This Persepolis relief fragment owned by Denyse Berend will be up for sale at a Christie's auction on October 25th. Iran temporarily blocked the last auction in an unsuccessful bid to reclaim the fragment. You can read about the case and my reaction to the High court decision by clicking on the label below.
All indications are that Iran will not bid on the fragment. I wonder if there was any attempt by Iran to work out a compromise with Mme. Berend?
I'm reminded of a 2004 article by Professor James Nafziger (A Blueprint for Avoiding and Resolving Cultural Heritage Disputes, 9 Art, Antiquity and Law 3 (2004)). In it he points out that cultural heritage disputes are adversarial. In this case, both parties have solid, and perhaps legitimate arguments but only one side will retain the tablet. He discusses the parable of the two sisters, each of whom wants one orange:
How should it be allocated? One solution would be to award the orange to the sister with the greater 'rights' to the orange. That is the strictly adversarial approach that often characterizes the formal resolution of cultural property disputes today. A second solution would be to award half of the orange to each of the sisters, an appealing compromise until it becomes apparent that one sister wants the orange only to eat its pulp whereas the other wants only the orange peel for cooking. Thus, although compromises may often be preferable to either/or solutions, they typically fail to take contending interests, as opposed to stated positions, into account. A third, better informed allocation of the disputed orange would be to encourage the sisters to express their respective interests in the orange and then to work out a mutually productive, more-than-zero-sum solution to a dispute.

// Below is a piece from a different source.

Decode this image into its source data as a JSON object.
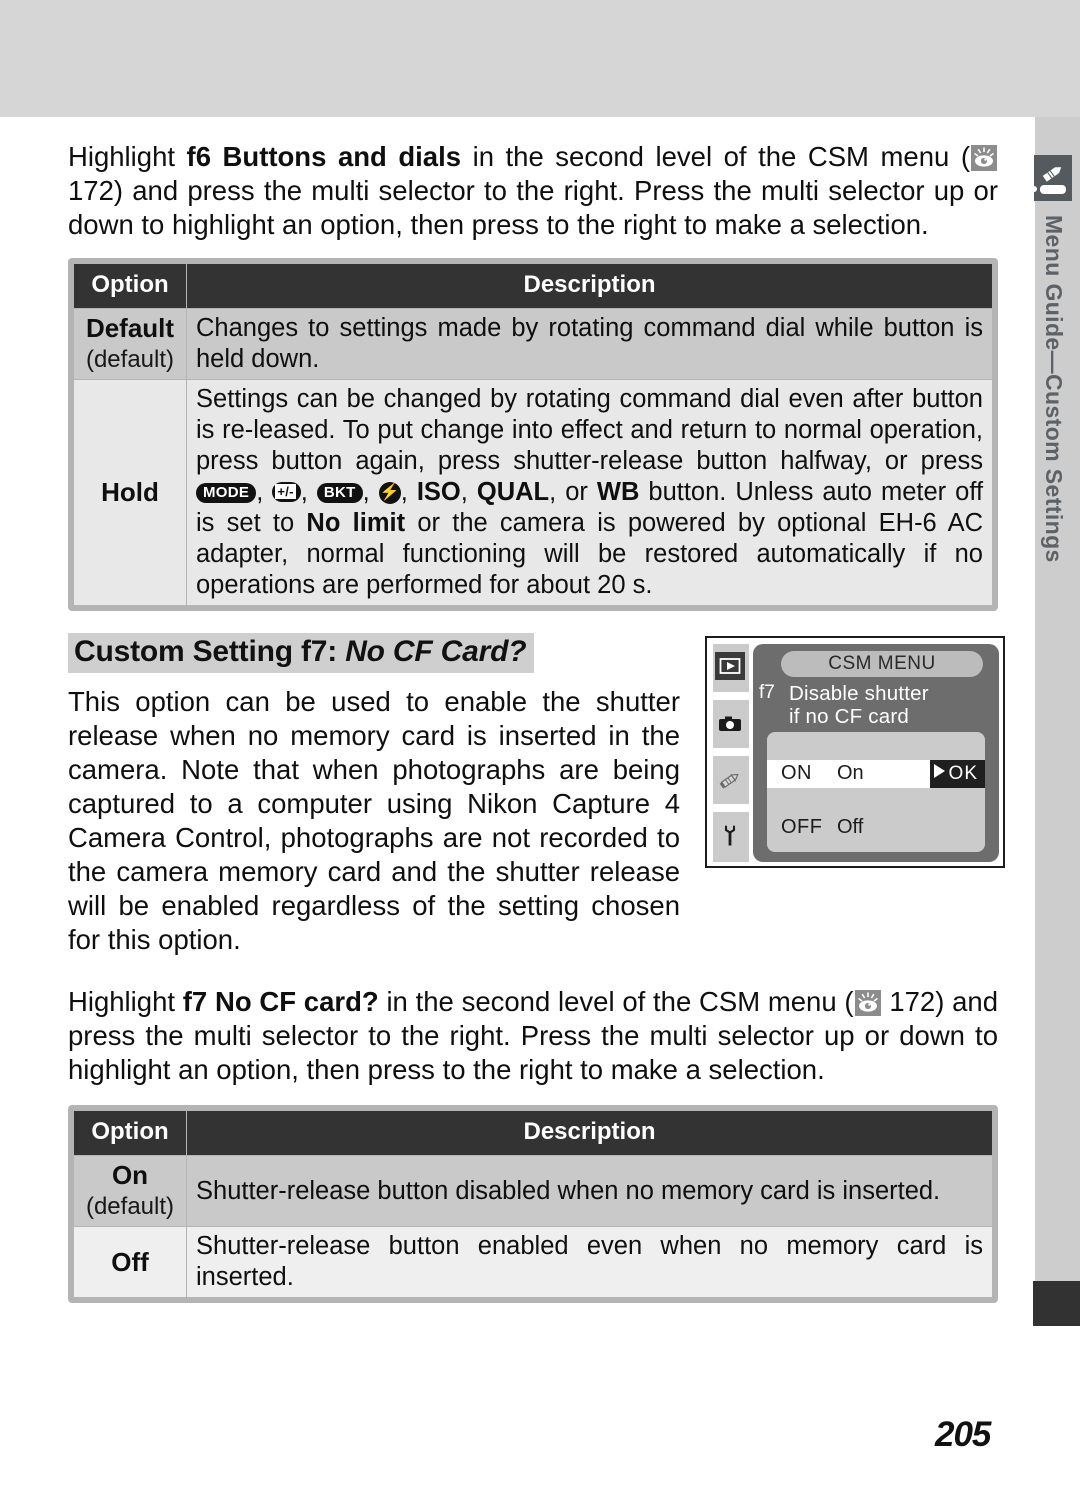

Professor Nafziger and the International Law Association have proposed a more collaborative process which has a great deal of merit I think. In this case, Mme. Berend wants to sell the tablet without admitting any wrongdoing, and Iran wants the tablet returned, and perhaps a vindication that its cultural heritage has been taken. Surely there is a middle ground here? In any event the auction will be quite interesting, and I wonder if Iran's legal challenge will have an impact on the purchase price. It could open any cultural institutions to an ethical claim for repatriation or it more likely cemented the purchaser's title which is now beyond legal challenge.
(Hat tip to Chuck Jones for alerting me to the auction).